One way to solve this problem id to use half white flour, and half whole wheat flour when baking. This should hold down the amount of fat needed.

If you are interested in the extra minerals in whole grain flour, rather than its small amount of fiber, there is another option. Use a quarter of a cup of wheat germ and three-quarters of a cup of white flour for each cup of flour in a recipe. You’ll get roughly the same nutrients as in whole wheat flour, with the exception of its fiber.

The Economical Guide to be Healthy

One thing is for sure: following the recommendation to eat whole grains is not going to break your budget. Many whole grain foods are reasonably priced.

I have computed the cost of getting a gram of fiber from an assortment of common foods. Here is what I learned:

  1. Unprocessed bran is the cheapest source of fiber. Each gram costs less than a penny.
  2. The bran-only cereals such as All-Bran and 100% Bran also provide a gram of fiber for only a penny.
  3. Store-brand whole wheat and rye bread give a gram of fiber for just over a penny.

If you like unprocessed bran, it may actually be a better buy at a health food store, where it is sometimes sold in bulk rather than in fancy packages. My own taste buds prefer bran muffins baked with the bran-only cereals. But I have included some recipes for my family using the unprocessed bran because it is a little less expensive.

Individually packed instant oats and a few cereals are expensive ways to get whole grain nutrition. But most of the cereals are reasonably priced, and boxed oats are a good value.

More Foods with Fiber

Fiber comes in other foods, too. As I said earlier, the Committee on Diet, Nutrition, and Cancer made recommendations only for whole grains. But I would like to mention some other sources of fiber that have the bulk-producing ability of the whole grains.

Among beans, fruits, and vegetables, the best sources of insoluble fiber are:

  • Kidney beans and white beans
  • Peas
  • Blackberries
  • Parsnips

I have learned to use peas in both hot and cold recipes for my family; I add them to meat dishes and stews as well as to salads. I have also found that for a change of pace, beans make a nice salad.

The following foods have less insoluble fiber than the above foods. But they still have respectable amounts:

  • Apples, pears, plums, and strawberries
  • Lima, pinto, or green beans
  • Broccoli and brussels sprouts
  • Potatoes (white)
  • Summer squash, tomatoes, and zucchini
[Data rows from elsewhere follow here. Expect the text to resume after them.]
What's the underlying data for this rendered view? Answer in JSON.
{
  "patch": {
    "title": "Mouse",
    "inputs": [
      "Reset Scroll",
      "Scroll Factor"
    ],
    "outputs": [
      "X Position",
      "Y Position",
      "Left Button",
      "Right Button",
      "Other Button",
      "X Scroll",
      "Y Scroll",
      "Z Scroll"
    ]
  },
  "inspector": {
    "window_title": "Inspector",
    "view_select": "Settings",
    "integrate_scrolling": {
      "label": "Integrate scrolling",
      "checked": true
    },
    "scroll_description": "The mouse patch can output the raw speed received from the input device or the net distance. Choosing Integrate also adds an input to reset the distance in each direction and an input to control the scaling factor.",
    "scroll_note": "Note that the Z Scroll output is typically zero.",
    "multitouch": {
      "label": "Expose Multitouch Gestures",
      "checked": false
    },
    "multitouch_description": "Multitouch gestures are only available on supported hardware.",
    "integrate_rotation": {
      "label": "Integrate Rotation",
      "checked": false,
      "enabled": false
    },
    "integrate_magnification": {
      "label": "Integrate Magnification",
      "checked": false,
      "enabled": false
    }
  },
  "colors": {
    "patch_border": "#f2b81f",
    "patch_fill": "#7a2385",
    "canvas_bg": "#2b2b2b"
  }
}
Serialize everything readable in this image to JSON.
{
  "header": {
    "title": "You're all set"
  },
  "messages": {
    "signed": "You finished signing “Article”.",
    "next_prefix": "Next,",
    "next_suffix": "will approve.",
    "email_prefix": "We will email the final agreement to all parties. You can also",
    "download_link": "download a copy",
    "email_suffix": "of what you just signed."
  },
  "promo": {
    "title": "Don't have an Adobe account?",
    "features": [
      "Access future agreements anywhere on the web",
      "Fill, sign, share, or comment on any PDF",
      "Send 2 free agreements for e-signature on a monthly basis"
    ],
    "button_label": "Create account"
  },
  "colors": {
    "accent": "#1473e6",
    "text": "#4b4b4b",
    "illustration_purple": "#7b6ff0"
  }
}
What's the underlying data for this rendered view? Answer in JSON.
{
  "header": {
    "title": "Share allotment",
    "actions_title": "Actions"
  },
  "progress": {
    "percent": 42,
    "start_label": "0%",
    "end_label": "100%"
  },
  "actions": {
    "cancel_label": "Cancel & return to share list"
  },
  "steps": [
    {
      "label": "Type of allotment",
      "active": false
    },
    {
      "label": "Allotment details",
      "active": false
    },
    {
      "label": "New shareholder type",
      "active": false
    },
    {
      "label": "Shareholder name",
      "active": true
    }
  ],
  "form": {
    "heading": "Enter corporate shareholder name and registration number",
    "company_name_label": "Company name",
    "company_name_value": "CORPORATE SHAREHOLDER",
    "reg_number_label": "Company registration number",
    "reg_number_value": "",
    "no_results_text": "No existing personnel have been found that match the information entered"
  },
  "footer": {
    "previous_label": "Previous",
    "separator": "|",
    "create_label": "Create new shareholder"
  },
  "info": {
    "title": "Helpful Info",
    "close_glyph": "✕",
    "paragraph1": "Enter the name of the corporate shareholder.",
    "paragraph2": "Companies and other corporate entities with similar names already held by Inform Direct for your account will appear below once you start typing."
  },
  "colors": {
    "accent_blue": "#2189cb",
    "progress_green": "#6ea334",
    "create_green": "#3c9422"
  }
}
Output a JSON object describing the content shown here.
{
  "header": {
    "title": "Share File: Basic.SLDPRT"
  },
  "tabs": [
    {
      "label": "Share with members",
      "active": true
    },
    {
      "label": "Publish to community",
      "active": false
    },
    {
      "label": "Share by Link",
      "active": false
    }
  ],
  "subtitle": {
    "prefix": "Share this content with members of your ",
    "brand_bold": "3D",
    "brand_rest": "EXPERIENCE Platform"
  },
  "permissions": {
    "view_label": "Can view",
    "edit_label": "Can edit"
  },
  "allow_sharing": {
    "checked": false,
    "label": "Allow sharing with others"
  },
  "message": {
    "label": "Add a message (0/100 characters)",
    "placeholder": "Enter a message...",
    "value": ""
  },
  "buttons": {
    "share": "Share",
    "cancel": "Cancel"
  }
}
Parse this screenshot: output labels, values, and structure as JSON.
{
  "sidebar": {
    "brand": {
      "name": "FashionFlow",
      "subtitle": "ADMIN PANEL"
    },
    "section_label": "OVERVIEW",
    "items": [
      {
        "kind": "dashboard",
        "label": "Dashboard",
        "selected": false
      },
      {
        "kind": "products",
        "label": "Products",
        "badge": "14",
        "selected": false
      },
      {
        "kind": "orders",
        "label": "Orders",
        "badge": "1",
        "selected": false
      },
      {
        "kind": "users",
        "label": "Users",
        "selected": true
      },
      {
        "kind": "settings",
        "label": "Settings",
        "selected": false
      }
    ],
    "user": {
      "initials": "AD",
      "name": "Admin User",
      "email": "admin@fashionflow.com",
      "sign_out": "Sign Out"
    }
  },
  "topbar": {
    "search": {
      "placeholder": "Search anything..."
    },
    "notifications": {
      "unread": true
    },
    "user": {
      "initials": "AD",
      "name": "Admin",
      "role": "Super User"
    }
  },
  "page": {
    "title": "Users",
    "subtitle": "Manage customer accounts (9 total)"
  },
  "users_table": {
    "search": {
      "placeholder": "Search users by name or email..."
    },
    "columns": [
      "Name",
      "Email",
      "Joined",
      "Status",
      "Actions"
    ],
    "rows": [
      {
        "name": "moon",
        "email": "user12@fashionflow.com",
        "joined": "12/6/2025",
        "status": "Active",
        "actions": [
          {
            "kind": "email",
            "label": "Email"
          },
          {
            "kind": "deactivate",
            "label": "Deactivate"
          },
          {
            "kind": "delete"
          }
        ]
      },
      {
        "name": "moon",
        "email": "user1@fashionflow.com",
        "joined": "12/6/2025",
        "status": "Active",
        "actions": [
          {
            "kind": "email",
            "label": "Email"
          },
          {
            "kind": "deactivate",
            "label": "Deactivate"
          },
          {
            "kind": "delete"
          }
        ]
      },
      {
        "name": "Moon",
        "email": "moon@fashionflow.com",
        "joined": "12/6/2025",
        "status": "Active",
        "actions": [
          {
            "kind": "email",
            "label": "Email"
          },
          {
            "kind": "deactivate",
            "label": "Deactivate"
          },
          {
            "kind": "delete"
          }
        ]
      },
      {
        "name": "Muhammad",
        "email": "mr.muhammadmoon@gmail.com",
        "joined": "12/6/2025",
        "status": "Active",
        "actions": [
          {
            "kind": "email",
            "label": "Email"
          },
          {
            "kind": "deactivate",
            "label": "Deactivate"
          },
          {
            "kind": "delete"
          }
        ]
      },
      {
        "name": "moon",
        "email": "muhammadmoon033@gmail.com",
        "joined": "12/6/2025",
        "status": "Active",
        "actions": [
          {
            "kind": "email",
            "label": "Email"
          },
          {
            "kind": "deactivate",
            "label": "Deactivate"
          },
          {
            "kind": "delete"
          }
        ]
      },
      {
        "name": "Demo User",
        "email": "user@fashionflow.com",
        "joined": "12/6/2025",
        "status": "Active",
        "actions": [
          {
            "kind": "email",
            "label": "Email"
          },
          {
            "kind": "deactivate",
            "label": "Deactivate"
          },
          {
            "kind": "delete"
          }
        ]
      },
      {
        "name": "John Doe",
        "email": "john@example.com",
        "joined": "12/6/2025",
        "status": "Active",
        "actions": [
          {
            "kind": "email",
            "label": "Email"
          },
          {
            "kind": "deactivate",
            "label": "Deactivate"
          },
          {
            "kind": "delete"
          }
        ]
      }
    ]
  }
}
Animal foods, fats, and oils contain no fiber. Only plant foods have it.

How Much Is Enough?

It makes good sense to eat more whole grain foods and more fibers. As mentioned earlier, a fiber intake of 30 to 40 grams has been proposed by several experts.

This does not mean that all the grains in your diet must be whole grains, or that every fruit and vegetable you choose must rate high of fiber.

My suggestion is to make about half the grains in your diet whole grains. I am not with those who despise any grain food made from refined grains.

True, refined grain foods contain less of certain minerals than whole grain foods. And they have less fiber, though in some cases (such as brown versus white rice or whole wheat pasta versus white pasta), the differences are small.

But this is not to say that foods made with white flour are worthless. They provide respectable levels of protein, iron, and certain vitamins. And they are low in fat and cholesterol and often low in sodium.

In short, there is something good to be said for both whole grain and refined grain foods. A reasonable balance between the two is a moderate, sensible approach.

Can Fiber Cause Trouble?

There is one reason not to go all out when it comes to fiber. Though it has its good points, fiber has not been given a clean bill of health just yet.

Nutritionists have known for decades that fiber can bind to minerals in food, preventing the body from absorbing them. All forms of fiber have this ability.

( The Next Health Benefits of Fiber )